Copy each line of the following data that contains "this".

==== Provided data

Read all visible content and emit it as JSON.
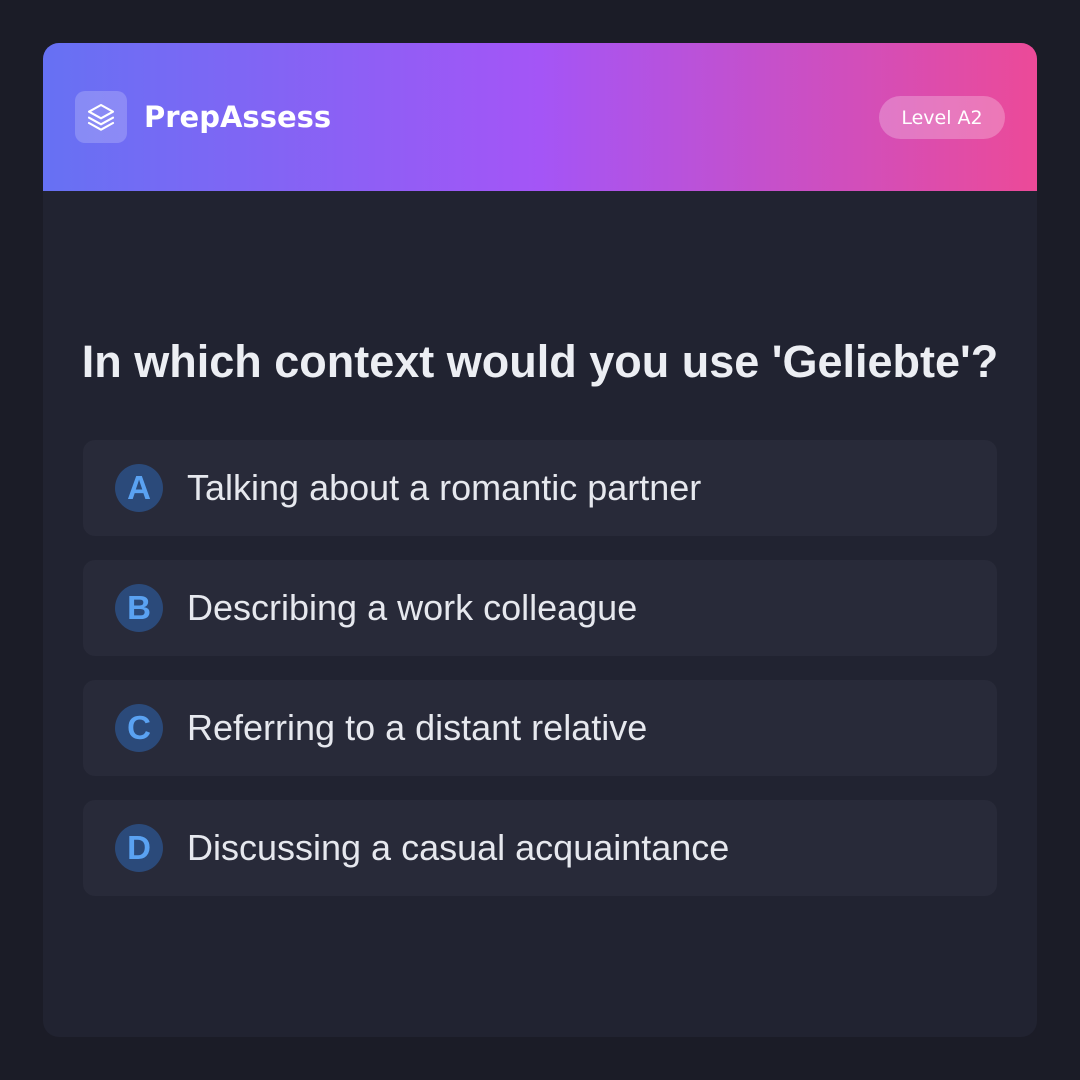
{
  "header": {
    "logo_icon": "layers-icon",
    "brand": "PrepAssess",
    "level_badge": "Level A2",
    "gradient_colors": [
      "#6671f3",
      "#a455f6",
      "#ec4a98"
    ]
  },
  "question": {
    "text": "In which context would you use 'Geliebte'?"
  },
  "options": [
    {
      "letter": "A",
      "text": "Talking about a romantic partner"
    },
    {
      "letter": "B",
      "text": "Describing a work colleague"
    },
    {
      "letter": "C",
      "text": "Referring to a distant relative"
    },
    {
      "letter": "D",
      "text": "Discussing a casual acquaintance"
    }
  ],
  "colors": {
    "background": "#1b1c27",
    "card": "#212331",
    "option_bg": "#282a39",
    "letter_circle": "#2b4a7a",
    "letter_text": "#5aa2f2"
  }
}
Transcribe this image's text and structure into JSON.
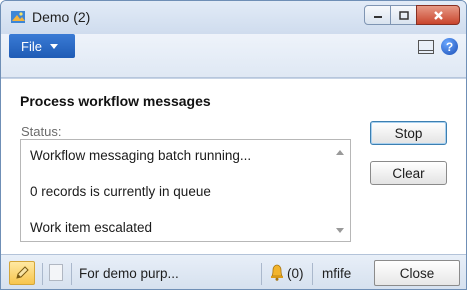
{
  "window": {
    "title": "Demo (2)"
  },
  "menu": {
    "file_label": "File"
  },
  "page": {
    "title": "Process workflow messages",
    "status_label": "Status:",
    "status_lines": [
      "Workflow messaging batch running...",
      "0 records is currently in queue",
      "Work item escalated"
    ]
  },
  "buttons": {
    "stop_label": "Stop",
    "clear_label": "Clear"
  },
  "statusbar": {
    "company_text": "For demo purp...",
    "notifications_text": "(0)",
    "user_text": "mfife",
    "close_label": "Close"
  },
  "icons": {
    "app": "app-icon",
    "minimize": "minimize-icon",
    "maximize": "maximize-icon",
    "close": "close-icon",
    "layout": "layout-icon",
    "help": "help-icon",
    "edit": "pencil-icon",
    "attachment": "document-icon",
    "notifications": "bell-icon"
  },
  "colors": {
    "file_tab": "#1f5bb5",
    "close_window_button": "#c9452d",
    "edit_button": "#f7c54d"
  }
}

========
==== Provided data

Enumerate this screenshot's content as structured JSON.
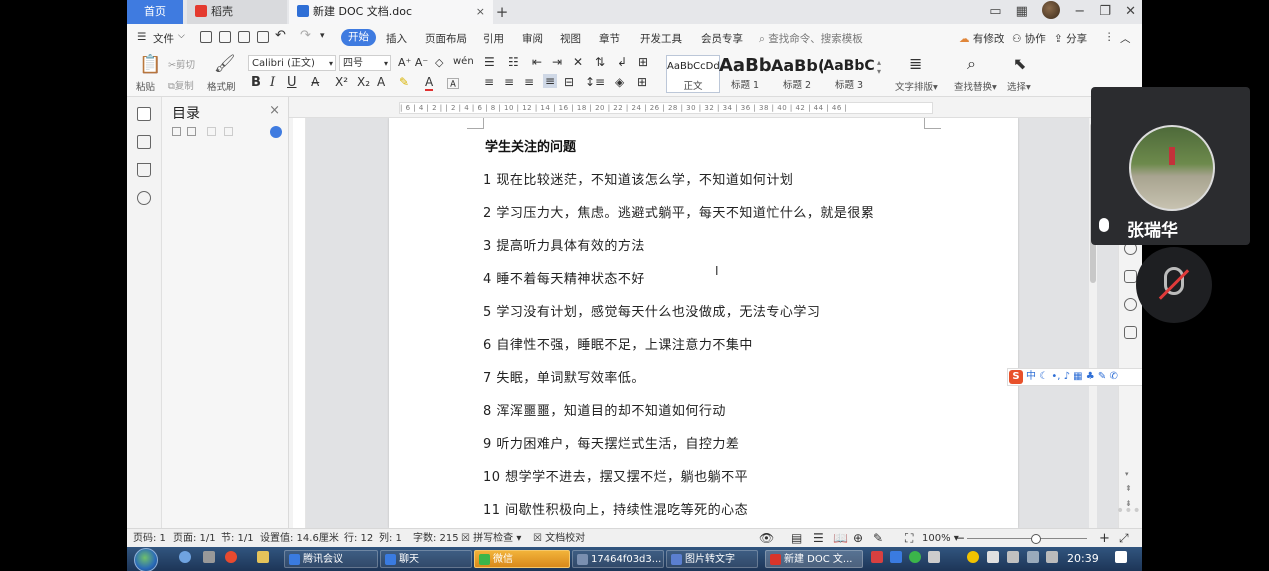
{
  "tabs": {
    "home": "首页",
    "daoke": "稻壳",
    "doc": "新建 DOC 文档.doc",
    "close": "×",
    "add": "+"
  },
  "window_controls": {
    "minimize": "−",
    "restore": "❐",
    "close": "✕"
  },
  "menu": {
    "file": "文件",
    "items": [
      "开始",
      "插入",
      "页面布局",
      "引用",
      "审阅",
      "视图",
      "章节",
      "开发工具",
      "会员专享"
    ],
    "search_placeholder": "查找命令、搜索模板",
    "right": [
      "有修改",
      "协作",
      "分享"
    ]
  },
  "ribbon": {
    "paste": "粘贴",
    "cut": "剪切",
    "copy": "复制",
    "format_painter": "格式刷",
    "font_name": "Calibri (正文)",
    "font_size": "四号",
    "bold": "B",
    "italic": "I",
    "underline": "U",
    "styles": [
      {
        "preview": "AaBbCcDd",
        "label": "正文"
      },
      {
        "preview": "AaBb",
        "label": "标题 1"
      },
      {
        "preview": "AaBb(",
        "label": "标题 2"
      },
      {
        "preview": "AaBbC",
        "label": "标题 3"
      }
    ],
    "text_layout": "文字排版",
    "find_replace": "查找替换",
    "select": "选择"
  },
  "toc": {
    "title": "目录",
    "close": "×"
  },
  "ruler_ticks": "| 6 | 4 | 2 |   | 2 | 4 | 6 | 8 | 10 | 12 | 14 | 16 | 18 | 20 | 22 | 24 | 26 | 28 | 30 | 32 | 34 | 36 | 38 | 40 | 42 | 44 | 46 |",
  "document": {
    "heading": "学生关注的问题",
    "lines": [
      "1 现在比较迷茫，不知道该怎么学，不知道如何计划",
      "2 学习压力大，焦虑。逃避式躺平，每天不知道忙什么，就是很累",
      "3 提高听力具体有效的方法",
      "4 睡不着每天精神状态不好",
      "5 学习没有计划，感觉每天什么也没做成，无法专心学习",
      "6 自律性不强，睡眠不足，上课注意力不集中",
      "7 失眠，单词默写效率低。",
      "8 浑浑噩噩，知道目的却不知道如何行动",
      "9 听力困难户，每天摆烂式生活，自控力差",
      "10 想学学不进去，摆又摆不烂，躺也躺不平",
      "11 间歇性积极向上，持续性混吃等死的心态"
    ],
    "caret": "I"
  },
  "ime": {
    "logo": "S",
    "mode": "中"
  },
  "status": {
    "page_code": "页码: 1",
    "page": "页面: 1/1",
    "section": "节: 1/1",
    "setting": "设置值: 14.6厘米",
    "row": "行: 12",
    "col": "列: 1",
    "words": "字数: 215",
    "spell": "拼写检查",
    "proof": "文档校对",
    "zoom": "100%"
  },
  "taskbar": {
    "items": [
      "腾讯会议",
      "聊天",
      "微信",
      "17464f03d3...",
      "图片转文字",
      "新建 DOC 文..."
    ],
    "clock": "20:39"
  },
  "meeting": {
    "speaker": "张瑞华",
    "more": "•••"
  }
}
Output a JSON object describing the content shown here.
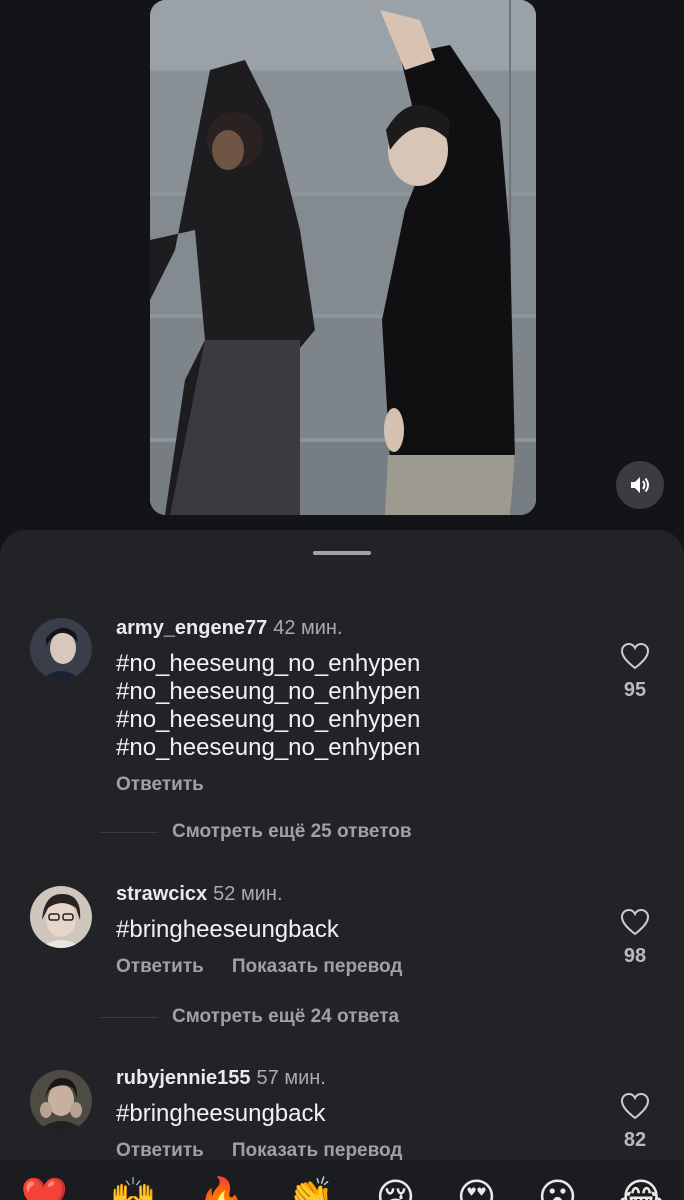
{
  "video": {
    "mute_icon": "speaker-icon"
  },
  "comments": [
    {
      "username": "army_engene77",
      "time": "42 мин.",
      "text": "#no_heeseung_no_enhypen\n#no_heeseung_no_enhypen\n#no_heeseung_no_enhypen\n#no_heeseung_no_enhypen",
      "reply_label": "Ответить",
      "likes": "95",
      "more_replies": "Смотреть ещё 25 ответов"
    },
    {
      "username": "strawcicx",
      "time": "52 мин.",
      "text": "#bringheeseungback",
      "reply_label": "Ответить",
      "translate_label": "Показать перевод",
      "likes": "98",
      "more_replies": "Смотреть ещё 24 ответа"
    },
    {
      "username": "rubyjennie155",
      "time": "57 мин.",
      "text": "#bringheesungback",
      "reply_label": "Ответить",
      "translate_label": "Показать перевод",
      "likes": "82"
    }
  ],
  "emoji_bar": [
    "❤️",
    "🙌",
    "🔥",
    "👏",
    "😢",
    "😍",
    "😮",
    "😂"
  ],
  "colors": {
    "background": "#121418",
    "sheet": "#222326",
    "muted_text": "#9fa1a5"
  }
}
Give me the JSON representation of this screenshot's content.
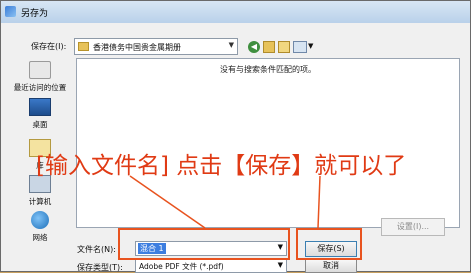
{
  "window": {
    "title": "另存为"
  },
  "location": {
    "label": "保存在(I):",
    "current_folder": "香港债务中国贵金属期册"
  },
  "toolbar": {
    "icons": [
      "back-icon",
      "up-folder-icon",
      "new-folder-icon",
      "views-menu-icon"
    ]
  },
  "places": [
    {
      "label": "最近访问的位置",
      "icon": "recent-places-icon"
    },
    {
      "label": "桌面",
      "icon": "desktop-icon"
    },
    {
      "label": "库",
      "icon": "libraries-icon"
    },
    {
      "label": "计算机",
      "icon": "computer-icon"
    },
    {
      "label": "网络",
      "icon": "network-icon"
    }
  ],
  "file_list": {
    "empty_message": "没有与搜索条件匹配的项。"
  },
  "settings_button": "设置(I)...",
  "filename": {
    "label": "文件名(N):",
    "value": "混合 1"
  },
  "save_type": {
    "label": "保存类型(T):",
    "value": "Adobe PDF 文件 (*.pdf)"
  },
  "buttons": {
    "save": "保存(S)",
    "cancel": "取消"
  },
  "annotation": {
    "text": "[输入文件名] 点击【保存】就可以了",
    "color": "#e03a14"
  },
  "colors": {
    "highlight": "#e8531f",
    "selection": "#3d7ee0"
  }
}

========

▶ _Written answer_
Transcribe this image's text and structure into JSON.
Enumerate this screenshot's content as structured JSON.
Give me the JSON representation of this screenshot's content.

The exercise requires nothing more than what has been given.